In one corner, we have the California condor, one of the most endangered birds in the world that the Golden State has spent tens of millions of dollars to save from extinction. In the other corner, we have wind farms—a valuable alternative energy source in the state.
Defenders of Wildlife, a nationwide nonprofit organization that advocates wildlife conservation, responded with apprehension to the draft conservation strategy. While hailing the grizzly bear’s comeback in recent years, the group has expressed concerns over management strategies that could undermine the bear’s recovery in the long-term. “Grizzly bear recovery in the Northern Continental Divide Ecosystem has been an amazing conservation success story to date,” Erin Edge with Defenders of Wildlife said in a statement. “However, this population must be given the opportunity to connect with other populations. We must restore connections between the NCDE and smaller sub-populations in the Cabinet-Yaak and the Selkirks, which do not currently contain viable grizzly populations, as well as the unoccupied Bitterroot area. We will be looking closely at the conservation strategy and will work with the Fish and Wildlife Service to ensure the continued success of grizzly bear recovery well into the future.” Edge used electric fences as an example of a “nonlethal tool” that could help prevent bear conflicts in more urban areas. “It’s up to all of us living in bear country to make sure that grizzlies are not killed unnecessarily as a result of inadequate coexistence strategies,” Edge said. “Working together, we should increase the use of nonlethal tools that will allow people and grizzlies to safely coexist on the landscape.”

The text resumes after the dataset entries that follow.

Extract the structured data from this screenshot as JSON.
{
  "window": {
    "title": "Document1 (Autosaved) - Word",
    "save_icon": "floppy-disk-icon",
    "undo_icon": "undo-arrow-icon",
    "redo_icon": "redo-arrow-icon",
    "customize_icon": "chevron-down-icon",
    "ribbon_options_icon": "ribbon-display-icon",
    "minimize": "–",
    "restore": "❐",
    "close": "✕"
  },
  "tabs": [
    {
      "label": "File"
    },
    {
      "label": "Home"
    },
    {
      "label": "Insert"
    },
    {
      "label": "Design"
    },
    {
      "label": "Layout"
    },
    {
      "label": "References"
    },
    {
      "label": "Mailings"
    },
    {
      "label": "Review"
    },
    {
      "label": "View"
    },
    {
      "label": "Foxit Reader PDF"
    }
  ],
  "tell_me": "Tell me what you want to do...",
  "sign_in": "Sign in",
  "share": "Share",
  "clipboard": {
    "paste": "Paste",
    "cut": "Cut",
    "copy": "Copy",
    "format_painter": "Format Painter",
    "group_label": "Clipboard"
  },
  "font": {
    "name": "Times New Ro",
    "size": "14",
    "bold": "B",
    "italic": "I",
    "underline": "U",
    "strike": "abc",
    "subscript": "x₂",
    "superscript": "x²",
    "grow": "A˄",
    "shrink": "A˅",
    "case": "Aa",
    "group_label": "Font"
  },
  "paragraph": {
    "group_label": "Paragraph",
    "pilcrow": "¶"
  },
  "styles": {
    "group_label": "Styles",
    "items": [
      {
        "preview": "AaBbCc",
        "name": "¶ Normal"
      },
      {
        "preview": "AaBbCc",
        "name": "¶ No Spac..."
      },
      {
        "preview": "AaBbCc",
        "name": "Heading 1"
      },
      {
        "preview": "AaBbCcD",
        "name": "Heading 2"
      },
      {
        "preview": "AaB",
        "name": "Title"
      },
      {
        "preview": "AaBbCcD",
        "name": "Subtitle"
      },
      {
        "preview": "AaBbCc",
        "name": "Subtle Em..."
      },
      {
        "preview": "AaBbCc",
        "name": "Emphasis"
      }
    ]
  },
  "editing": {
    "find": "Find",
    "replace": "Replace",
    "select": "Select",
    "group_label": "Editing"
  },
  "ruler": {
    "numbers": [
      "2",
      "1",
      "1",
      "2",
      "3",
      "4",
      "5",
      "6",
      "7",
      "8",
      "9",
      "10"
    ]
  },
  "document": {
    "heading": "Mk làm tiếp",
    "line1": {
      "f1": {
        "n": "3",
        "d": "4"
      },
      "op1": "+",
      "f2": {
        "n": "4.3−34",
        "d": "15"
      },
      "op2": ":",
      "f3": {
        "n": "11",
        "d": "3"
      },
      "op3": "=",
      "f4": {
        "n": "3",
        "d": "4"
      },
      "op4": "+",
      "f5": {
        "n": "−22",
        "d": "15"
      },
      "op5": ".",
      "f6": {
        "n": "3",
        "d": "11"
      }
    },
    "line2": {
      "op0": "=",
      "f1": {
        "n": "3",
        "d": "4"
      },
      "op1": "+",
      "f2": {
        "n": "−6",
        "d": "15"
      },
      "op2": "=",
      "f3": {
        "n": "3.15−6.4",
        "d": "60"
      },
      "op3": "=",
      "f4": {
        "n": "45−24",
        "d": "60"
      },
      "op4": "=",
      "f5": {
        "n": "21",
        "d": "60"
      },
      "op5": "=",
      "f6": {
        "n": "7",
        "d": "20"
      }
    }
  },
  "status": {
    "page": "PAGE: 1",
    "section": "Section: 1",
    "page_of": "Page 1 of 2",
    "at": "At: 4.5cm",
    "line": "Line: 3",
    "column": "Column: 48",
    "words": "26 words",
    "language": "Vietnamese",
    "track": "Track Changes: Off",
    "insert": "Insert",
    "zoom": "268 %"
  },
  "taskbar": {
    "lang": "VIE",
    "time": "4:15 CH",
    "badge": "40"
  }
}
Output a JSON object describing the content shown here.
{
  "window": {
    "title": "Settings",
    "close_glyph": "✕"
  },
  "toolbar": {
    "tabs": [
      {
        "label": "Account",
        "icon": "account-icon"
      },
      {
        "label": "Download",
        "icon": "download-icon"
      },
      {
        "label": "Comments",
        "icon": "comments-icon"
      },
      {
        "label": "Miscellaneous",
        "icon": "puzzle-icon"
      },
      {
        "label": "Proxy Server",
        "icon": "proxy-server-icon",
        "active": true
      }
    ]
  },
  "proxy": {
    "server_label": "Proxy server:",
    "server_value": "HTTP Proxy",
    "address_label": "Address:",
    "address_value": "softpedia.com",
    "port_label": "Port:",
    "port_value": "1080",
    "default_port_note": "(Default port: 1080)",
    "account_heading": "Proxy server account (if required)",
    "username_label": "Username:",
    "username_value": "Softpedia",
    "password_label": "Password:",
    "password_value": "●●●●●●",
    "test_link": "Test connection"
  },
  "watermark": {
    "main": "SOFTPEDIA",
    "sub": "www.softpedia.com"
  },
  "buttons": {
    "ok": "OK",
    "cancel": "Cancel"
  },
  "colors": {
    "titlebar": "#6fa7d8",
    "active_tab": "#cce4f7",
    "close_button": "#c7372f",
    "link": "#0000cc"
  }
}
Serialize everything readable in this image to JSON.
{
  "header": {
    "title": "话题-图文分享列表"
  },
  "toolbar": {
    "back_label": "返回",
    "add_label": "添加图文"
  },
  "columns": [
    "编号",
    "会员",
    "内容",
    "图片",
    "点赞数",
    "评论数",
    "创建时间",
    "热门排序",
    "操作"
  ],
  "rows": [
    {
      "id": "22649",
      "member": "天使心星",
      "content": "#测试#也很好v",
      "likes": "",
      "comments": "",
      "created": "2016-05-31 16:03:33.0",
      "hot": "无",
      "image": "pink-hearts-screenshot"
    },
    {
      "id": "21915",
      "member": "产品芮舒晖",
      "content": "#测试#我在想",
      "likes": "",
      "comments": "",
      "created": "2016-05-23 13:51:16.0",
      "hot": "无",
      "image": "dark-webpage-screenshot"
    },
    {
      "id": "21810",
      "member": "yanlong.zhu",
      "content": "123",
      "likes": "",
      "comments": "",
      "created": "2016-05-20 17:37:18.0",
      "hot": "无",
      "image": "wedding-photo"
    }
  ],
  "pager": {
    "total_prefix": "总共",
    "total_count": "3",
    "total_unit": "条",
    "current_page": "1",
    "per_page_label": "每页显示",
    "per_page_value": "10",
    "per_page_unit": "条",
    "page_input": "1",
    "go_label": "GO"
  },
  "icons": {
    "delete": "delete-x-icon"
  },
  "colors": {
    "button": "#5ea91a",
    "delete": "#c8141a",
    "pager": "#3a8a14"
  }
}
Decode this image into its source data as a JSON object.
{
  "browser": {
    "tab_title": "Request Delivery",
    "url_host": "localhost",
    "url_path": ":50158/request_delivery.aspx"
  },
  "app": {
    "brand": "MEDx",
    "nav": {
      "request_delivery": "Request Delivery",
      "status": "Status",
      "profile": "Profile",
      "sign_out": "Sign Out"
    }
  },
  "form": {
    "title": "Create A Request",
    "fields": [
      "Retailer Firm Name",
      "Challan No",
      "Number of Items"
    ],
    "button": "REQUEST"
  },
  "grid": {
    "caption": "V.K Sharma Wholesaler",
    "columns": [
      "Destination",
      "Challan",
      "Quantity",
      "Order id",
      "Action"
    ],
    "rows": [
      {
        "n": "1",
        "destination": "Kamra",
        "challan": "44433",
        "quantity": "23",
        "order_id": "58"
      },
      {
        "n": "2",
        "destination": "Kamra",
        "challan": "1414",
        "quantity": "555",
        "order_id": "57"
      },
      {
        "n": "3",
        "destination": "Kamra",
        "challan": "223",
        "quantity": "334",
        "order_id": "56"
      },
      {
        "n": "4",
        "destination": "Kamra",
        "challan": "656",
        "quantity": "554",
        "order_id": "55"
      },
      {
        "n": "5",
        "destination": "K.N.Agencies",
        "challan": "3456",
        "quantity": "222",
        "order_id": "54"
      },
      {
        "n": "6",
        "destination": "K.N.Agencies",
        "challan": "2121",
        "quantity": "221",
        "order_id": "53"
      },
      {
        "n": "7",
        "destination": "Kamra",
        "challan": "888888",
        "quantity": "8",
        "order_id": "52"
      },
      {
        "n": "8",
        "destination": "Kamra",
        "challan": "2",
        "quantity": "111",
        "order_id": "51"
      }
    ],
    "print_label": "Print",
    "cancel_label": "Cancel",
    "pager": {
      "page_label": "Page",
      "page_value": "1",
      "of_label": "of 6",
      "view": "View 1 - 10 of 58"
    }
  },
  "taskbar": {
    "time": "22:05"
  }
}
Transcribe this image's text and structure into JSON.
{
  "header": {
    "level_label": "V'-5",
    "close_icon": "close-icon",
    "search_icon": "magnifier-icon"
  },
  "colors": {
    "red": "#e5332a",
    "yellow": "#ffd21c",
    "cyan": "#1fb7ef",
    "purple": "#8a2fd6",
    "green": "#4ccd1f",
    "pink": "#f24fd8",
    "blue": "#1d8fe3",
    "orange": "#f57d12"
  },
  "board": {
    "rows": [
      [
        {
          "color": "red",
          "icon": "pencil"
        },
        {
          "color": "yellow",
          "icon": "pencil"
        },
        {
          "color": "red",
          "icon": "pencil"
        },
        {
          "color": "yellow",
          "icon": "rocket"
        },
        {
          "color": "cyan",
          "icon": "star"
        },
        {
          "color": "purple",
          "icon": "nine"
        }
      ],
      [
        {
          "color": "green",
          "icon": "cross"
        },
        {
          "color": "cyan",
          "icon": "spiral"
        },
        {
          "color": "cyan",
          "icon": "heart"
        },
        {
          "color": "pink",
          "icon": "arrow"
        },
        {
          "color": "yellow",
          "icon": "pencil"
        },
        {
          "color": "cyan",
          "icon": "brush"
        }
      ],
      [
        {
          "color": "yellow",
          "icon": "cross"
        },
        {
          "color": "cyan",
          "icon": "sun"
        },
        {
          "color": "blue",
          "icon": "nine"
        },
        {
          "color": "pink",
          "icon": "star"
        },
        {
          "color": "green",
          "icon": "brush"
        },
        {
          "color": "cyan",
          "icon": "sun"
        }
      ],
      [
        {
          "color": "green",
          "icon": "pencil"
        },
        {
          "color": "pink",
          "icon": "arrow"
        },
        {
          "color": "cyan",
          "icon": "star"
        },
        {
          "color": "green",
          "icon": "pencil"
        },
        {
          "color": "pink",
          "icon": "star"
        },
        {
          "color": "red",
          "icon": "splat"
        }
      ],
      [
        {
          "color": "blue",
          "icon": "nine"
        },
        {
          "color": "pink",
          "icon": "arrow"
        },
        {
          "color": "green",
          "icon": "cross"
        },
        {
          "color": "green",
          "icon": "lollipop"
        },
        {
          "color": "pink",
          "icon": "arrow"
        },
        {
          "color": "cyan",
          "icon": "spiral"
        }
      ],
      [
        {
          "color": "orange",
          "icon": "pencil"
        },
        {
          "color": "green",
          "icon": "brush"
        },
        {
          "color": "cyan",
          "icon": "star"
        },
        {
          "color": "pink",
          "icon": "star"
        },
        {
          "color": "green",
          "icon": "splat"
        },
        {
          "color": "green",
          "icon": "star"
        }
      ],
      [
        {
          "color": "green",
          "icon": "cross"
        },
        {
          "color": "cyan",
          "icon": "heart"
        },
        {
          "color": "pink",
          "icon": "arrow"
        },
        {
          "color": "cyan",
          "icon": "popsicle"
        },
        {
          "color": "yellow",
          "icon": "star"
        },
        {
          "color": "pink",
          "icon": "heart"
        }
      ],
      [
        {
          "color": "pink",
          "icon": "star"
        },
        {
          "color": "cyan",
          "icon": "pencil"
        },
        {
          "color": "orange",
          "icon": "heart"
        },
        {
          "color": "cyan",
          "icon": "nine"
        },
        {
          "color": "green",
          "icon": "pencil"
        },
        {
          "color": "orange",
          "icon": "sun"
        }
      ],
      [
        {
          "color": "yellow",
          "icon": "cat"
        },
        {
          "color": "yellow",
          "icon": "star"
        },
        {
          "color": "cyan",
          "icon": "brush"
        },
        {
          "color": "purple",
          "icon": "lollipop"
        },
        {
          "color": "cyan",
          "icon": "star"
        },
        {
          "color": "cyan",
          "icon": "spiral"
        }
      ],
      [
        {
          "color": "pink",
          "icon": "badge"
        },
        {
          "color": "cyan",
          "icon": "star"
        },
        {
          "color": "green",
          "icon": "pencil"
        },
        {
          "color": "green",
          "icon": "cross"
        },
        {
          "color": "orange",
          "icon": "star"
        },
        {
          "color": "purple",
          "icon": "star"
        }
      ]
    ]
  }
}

The true price of Sally Jewell’s confirmation as the new interior secretary is about to be revealed. Before agreeing not to fight Jewell’s nomination last month, Alaska Sen. Lisa Murkowski (R) extracted a commitment from the Interior Department to delay a decision on whether a road can be built to the southwest Alaska village of King Cove, population 950.
Anniversaries are often a time for balloons and confetti. Sometimes, though, it takes an anniversary to remind us of a bigger picture and more important message
Eva Sargent, Southwest program director with Defenders of Wildlife, warned that the wolves are facing a "genetic crisis" because there are only three breeding pairs. She said genetic diversity helps wolves adapt to changes in climate or food supply. "When you don't have a lot of diversity, you're more susceptible to various diseases," she said. "In this case, we already have scientific evidence that the Mexican wolves are having lower litter sizes, fewer pups."
Defenders of Wildlife President Jamie Rappaport Clark, who headed the Fish and Wildlife Service under President Clinton, said she was “troubled and dismayed that the Obama administration is playing politics with this [Izembek] issue.” Noting that taxpayers already provided $37.5 million in 1998 to provide the town’s 792 residents with a hovercraft and tele-medicine center to improve their access to medical treatment, Clark added, “I just hope that Interior Secretary nominee Sally Jewell lives up to her promise to let science drive decisions like this. Because when it comes to building a road through Izembek National Wildlife Refuge, the science is clear: Alaska’s ‘Golden Gravel Road’ is an environmental disaster and fiscal boondoggle the American people can live without.”
New York Times - Perhaps it does not seem cause for celebration that the Oregon spotted frog, a four-inch-long amphibian that prefers the Pacific Northwest’s dwindling marshy spots, is to be considered this year for federal protection as an endangered species. Under President George W. Bush, “a lot of the management of the program was taken out of the Fish and Wildlife Service and put in hands of political appointees,” Jamie Rappaport Clark, president of Defenders of Wildlife and a wildlife service director under President Bill Clinton, said in an interview.
The Idaho numbers show "you can't manage wolves using conventional wisdom and assumption," said Suzanne Stone of Defenders of Wildlife in Idaho. "Using these old archaic methods of managing predators by just killing them is not working."
"If you look at their mandate, we could not have written it better for them," said Suzanne Stone, Northern Rockies representative for Defenders of Wildlife, who has worked with Wildlife Services employees to promote nonlethal control. "It's all about supporting wildlife conservation and promoting humane tools. "That's not what is happening on the ground," Stone said. "Unfortunately, in parts of the western United States it just seems like they are still in the Dark Ages. They go at this as a kill mission. They are at war with wildlife."
More than a dozen environmental and Native American groups are appealing a U.S. judge’s February decision to uphold a 2008 drilling lease sale that opened for exploration the Chukchi Sea northwest of Alaska.